  13. 13.   Results   2.  Rela7onships  between  personal  beliefs     for  gi;ed  and  non-­‐gi;ed  students   a.  Self-­‐concept    The  strongest  predictor  for  giTed  students  was  reading  self-­‐concept  (odds  ra1o  of   1.75)       GiTed  students  more  likely  to  report  strong  academic  self-­‐concept  (odds  ra1o  of   1.39  ).         The  higher  student  peer  self-­‐concept  was  the  less  this  predicted  being  giTed   (odds  ra1o  of  .73).         Reading  and  academic  self-­‐concept  were  more  predic1ve  of  being   giTed  than  reading  achievement.     WCGTC  20th  Biennial  World  Conference   2013  
  14. 14.   Results   2.  Rela7onships  between  personal  beliefs     for  gi;ed  and  non-­‐gi;ed  students   b.  Mo7va7on      •  Perceived  competence  was  a  stronger  predictor  of  being  giTed  than   reading  achievement  (odds  ra1o  of  1.61).       •  Perceived  competence  in  reading  was  more  predic1ve  of  being  giTed  than   reading  achievement.       Strong  beliefs  in  the  student’s  own  capabili1es  were  more   indica1ve  of  students  being  giTed  than  their  actual   achievement.   WCGTC  20th  Biennial  World  Conference   2013  

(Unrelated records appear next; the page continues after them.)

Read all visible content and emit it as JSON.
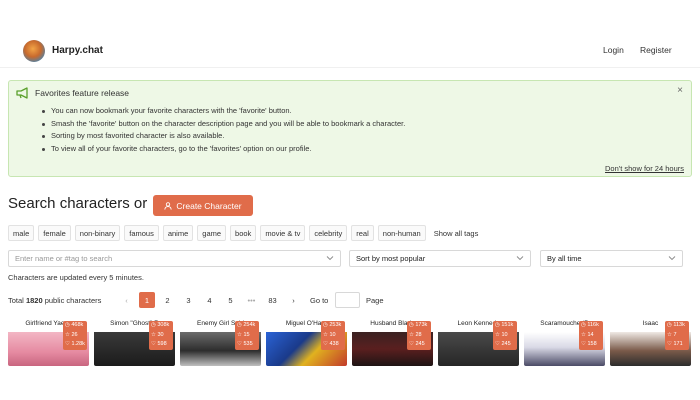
{
  "header": {
    "brand": "Harpy.chat",
    "login": "Login",
    "register": "Register"
  },
  "banner": {
    "title": "Favorites feature release",
    "close": "×",
    "items": [
      "You can now bookmark your favorite characters with the 'favorite' button.",
      "Smash the 'favorite' button on the character description page and you will be able to bookmark a character.",
      "Sorting by most favorited character is also available.",
      "To view all of your favorite characters, go to the 'favorites' option on our profile."
    ],
    "dismiss": "Don't show for 24 hours",
    "accent": "#5aa02c"
  },
  "search": {
    "title": "Search characters or",
    "create_label": "Create Character",
    "name_placeholder": "Enter name or #tag to search",
    "sort_value": "Sort by most popular",
    "time_value": "By all time",
    "update_note": "Characters are updated every 5 minutes."
  },
  "tags": [
    "male",
    "female",
    "non-binary",
    "famous",
    "anime",
    "game",
    "book",
    "movie & tv",
    "celebrity",
    "real",
    "non-human"
  ],
  "show_all_tags": "Show all tags",
  "pagination": {
    "total_prefix": "Total",
    "total_count": "1820",
    "total_suffix": "public characters",
    "prev": "‹",
    "pages": [
      "1",
      "2",
      "3",
      "4",
      "5"
    ],
    "ellipsis": "•••",
    "last": "83",
    "next": "›",
    "goto_label": "Go to",
    "page_label": "Page",
    "current_page": 1
  },
  "characters": [
    {
      "name": "Girlfriend Yae m",
      "views": "468k",
      "favorites": "26",
      "likes": "1.28k"
    },
    {
      "name": "Simon \"Ghost\" R",
      "views": "308k",
      "favorites": "30",
      "likes": "598"
    },
    {
      "name": "Enemy Girl Sold",
      "views": "254k",
      "favorites": "15",
      "likes": "535"
    },
    {
      "name": "Miguel O'Hara",
      "views": "253k",
      "favorites": "10",
      "likes": "438"
    },
    {
      "name": "Husband Blade",
      "views": "173k",
      "favorites": "28",
      "likes": "245"
    },
    {
      "name": "Leon Kennedy",
      "views": "151k",
      "favorites": "10",
      "likes": "245"
    },
    {
      "name": "Scaramouche (B",
      "views": "116k",
      "favorites": "14",
      "likes": "158"
    },
    {
      "name": "Isaac",
      "views": "113k",
      "favorites": "7",
      "likes": "171"
    }
  ],
  "colors": {
    "accent": "#e06c4a",
    "banner_bg": "#eef8e6"
  }
}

  15. 15. Implica1ons   Could  high  levels  of  self-­‐confidence  enhance  learning   opportuni1es  for  young  giTed  readers?     •  GiTed  students  may  be  more  resilient  and  less  vulnerable  to   teachers’  expecta1ons  than  non-­‐giTed  students.       •  Young  giTed  readers  who  present  with  a  willingness  to  learn     may  encourage  teachers  to  enhance  their  learning   opportuni1es  (Hunsaker,  Neilsen  &  Bartle+,  2010).                          Appropriate  learning  opportuni7es  and  high  teacher  expecta7ons                                                                          enhanced  and  sustained    mo7va7on  and  self-­‐concept     WCGTC  20th  Biennial  World  Conference   2013  
  16. 16. Reading  between  the  lines:  Comparisons   between  teacher  expecta7ons  for  young  gi;ed   and  talented  readers,  and  self-­‐percep7ons.   Lynda  Garre+,  Chris1ne  Rubie-­‐Davies,  Annaline  Flint,   Penny  Watson  &  Lyn  McDonald,   The  University  of  Auckland,   New  Zealand   WCGTC  20th  Biennial  World  Conference   2013